He Dared to Sign
Floyd also served as a member of the New York State Senate from 1777-1778 and from 1784-1788. In March 1789, Floyd was elected to the First United States Congress (1789-1791). He was a delegate to the New York State Constitutional Convention in 1801, and after moving to Westernville, New York in 1803, served again as a member of the New York State Senate in 1808.
William Floyd was an important plantation owner and leader during his time on Long Island. Today his home, the William Floyd Estate, is part of Fire Island National Seashore.
In 1777, William, Hannah, and family left Long Island during the British occupation. Hannah died in 1781. The rest of the family returned to Mastic in 1783. In 1784, William married Joanna Strong, and and they had two daughters together. This portrait was painted around 1792. Note that the house is prominently featured in the background.
In 1803, at age 69, Floyd left Long Island with his family to establish a new home in Westernville, New York. He built a large frame house in 1803-1804 and lived in it until his death in 1821. William Floyd left the Mastic property to his son Nicoll Floyd, II.
Learn More About the Declaration of Independence and its Signers

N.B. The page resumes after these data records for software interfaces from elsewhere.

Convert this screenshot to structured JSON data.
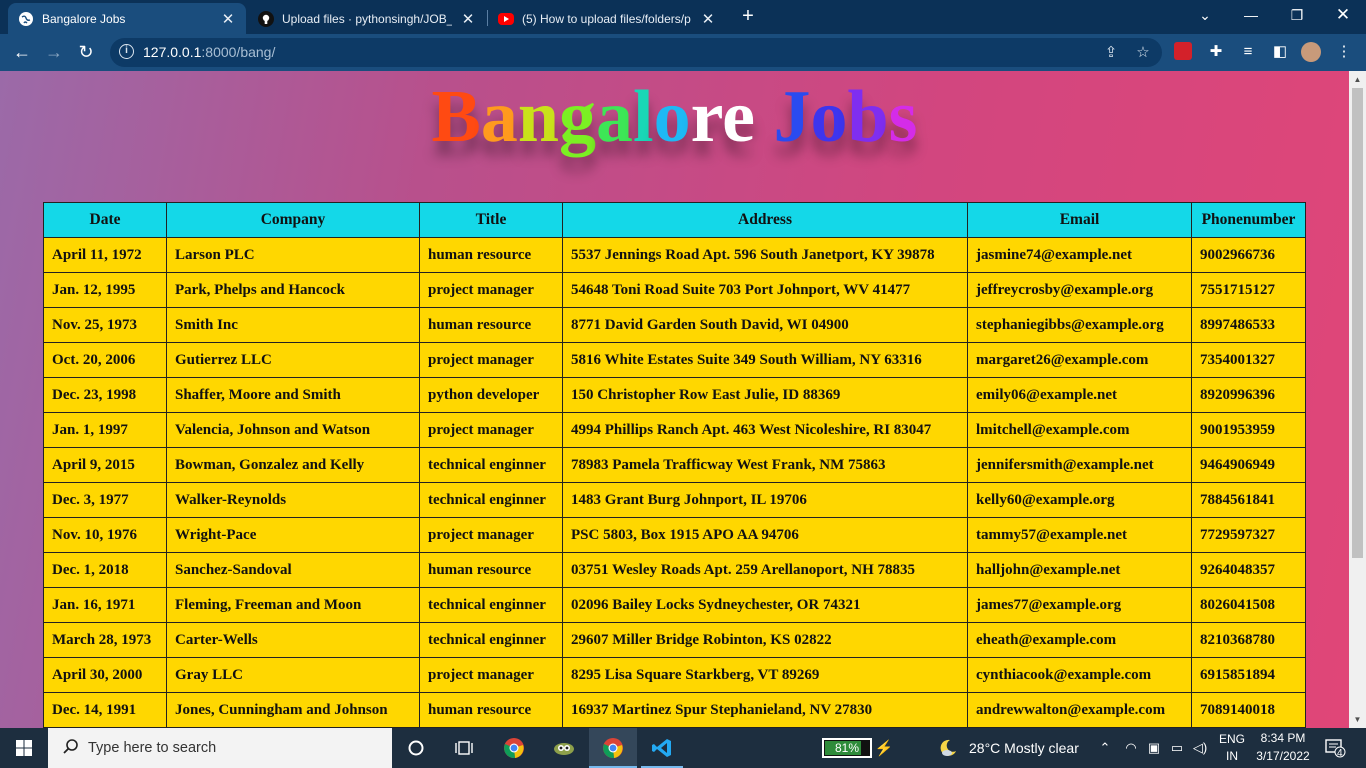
{
  "browser": {
    "tabs": [
      {
        "title": "Bangalore Jobs",
        "icon": "globe-icon",
        "active": true
      },
      {
        "title": "Upload files · pythonsingh/JOB_P",
        "icon": "github-icon",
        "active": false
      },
      {
        "title": "(5) How to upload files/folders/p",
        "icon": "youtube-icon",
        "active": false
      }
    ],
    "url_host": "127.0.0.1",
    "url_path": ":8000/bang/"
  },
  "page": {
    "title": "Bangalore Jobs",
    "title_colors": [
      "#ff4a12",
      "#ff9a1e",
      "#c9e21a",
      "#7bf023",
      "#3de656",
      "#19d7b6",
      "#1eb9f4",
      "#ffffff",
      "#ffffff",
      "#2a4bf0",
      "#3d35ee",
      "#7f2ef0",
      "#d42ce8",
      "#ff2bb0"
    ]
  },
  "table": {
    "headers": [
      "Date",
      "Company",
      "Title",
      "Address",
      "Email",
      "Phonenumber"
    ],
    "rows": [
      [
        "April 11, 1972",
        "Larson PLC",
        "human resource",
        "5537 Jennings Road Apt. 596 South Janetport, KY 39878",
        "jasmine74@example.net",
        "9002966736"
      ],
      [
        "Jan. 12, 1995",
        "Park, Phelps and Hancock",
        "project manager",
        "54648 Toni Road Suite 703 Port Johnport, WV 41477",
        "jeffreycrosby@example.org",
        "7551715127"
      ],
      [
        "Nov. 25, 1973",
        "Smith Inc",
        "human resource",
        "8771 David Garden South David, WI 04900",
        "stephaniegibbs@example.org",
        "8997486533"
      ],
      [
        "Oct. 20, 2006",
        "Gutierrez LLC",
        "project manager",
        "5816 White Estates Suite 349 South William, NY 63316",
        "margaret26@example.com",
        "7354001327"
      ],
      [
        "Dec. 23, 1998",
        "Shaffer, Moore and Smith",
        "python developer",
        "150 Christopher Row East Julie, ID 88369",
        "emily06@example.net",
        "8920996396"
      ],
      [
        "Jan. 1, 1997",
        "Valencia, Johnson and Watson",
        "project manager",
        "4994 Phillips Ranch Apt. 463 West Nicoleshire, RI 83047",
        "lmitchell@example.com",
        "9001953959"
      ],
      [
        "April 9, 2015",
        "Bowman, Gonzalez and Kelly",
        "technical enginner",
        "78983 Pamela Trafficway West Frank, NM 75863",
        "jennifersmith@example.net",
        "9464906949"
      ],
      [
        "Dec. 3, 1977",
        "Walker-Reynolds",
        "technical enginner",
        "1483 Grant Burg Johnport, IL 19706",
        "kelly60@example.org",
        "7884561841"
      ],
      [
        "Nov. 10, 1976",
        "Wright-Pace",
        "project manager",
        "PSC 5803, Box 1915 APO AA 94706",
        "tammy57@example.net",
        "7729597327"
      ],
      [
        "Dec. 1, 2018",
        "Sanchez-Sandoval",
        "human resource",
        "03751 Wesley Roads Apt. 259 Arellanoport, NH 78835",
        "halljohn@example.net",
        "9264048357"
      ],
      [
        "Jan. 16, 1971",
        "Fleming, Freeman and Moon",
        "technical enginner",
        "02096 Bailey Locks Sydneychester, OR 74321",
        "james77@example.org",
        "8026041508"
      ],
      [
        "March 28, 1973",
        "Carter-Wells",
        "technical enginner",
        "29607 Miller Bridge Robinton, KS 02822",
        "eheath@example.com",
        "8210368780"
      ],
      [
        "April 30, 2000",
        "Gray LLC",
        "project manager",
        "8295 Lisa Square Starkberg, VT 89269",
        "cynthiacook@example.com",
        "6915851894"
      ],
      [
        "Dec. 14, 1991",
        "Jones, Cunningham and Johnson",
        "human resource",
        "16937 Martinez Spur Stephanieland, NV 27830",
        "andrewwalton@example.com",
        "7089140018"
      ]
    ]
  },
  "taskbar": {
    "search_placeholder": "Type here to search",
    "battery": "81%",
    "battery_level": 0.81,
    "weather": "28°C  Mostly clear",
    "lang_top": "ENG",
    "lang_bottom": "IN",
    "time": "8:34 PM",
    "date": "3/17/2022",
    "notifications": "4"
  }
}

- Adams National Historical Park (Massachusetts)
- Colonial National Historical Park (Virginia)